Award Information

Award #
Funding First Awarded
Total funding (to date)

Description of original award (Fiscal Year 2010, $199,994)

OJJDP's Field Initiated Research and Evaluation (FIRE) Program funds research and evaluation that address how the juvenile justice system responds to juvenile delinquency. Funded research projects seek answers to questions that will inform policy and suggest ways to enhance the juvenile justice system. As set forth in the Juvenile Justice and Delinquency Prevention Act of 1974, as amended (Pub. L. No. 93-415, 42 U.S.C. § 5601 et seq.), OJJDP may conduct research or evaluation in juvenile justice matters, for the purpose of providing research and evaluation relating to control of juvenile delinquency and serious crime committed by juveniles; successful efforts to prevent first-time minor offenders from committing subsequent involvement in serious crime; successful efforts to prevent recidivism; and the juvenile justice system. This program is authorized pursuant to 42 U.S.C. § 3796ee et seq.

The Urban Institute and the University of Texas at Austin will conduct a study on "The Effect of Juvenile Arrest on Reoffending and Rearrest." Prior research fails to substantiate that arrest has a deterrent effect and suggests that arresting juveniles increases reoffending. However, much of the literature is limited in controlling for selection bias and typically fails to examine important moderating conditions. The researchers will address these limitations in their research design. They will use longitudinal data from the Project on Human Development in Chicago Neighborhoods (PHDCN). Propensity score matching will generate samples of youth who have been arrested, warned and released, or not arrested, that are otherwise equivalent on offending and other predisposing variables.
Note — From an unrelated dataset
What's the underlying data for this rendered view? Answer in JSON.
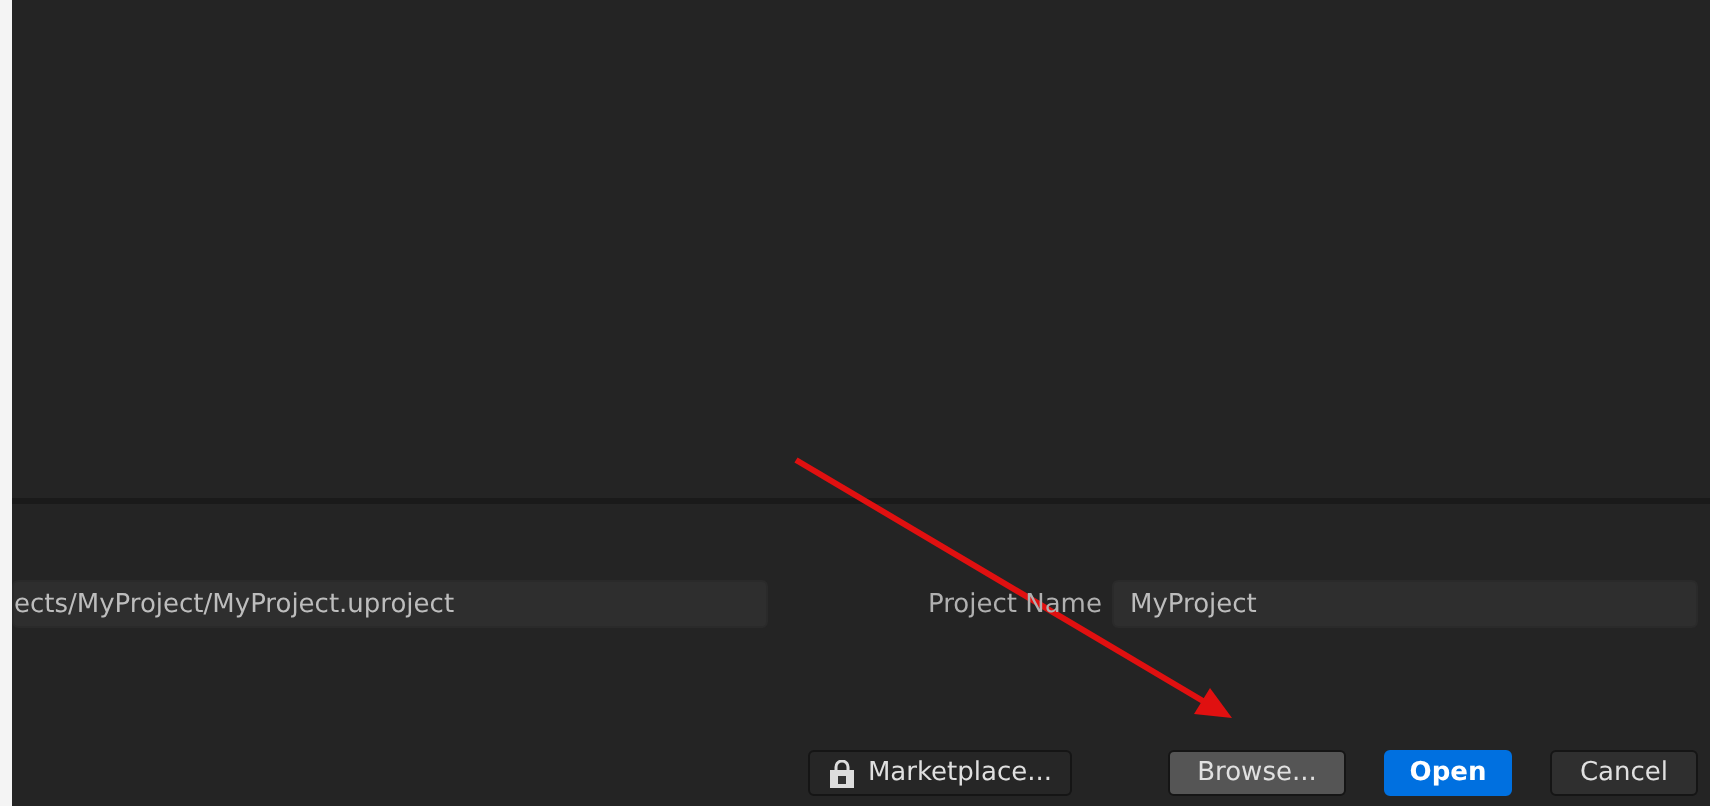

The researchers will then estimate the effects of arrest on reoffending and rearrest. They will also investigate whether the effect of arrest differs by key moderating variables suggested by labeling and deterrence theory including: first vs. later arrests; offending history; school involvement; peer delinquency; and neighborhood disadvantage. Additional analyses will explore variation by offender race, ethnicity, and immigrant generation, and determine whether any such variation is accounted for by the preceding moderating variables. A roundtable of researchers, practitioners and policymakers will be convened to consider the policy and practice implications of this study's findings and those of related studies.


Date Created: August 30, 2010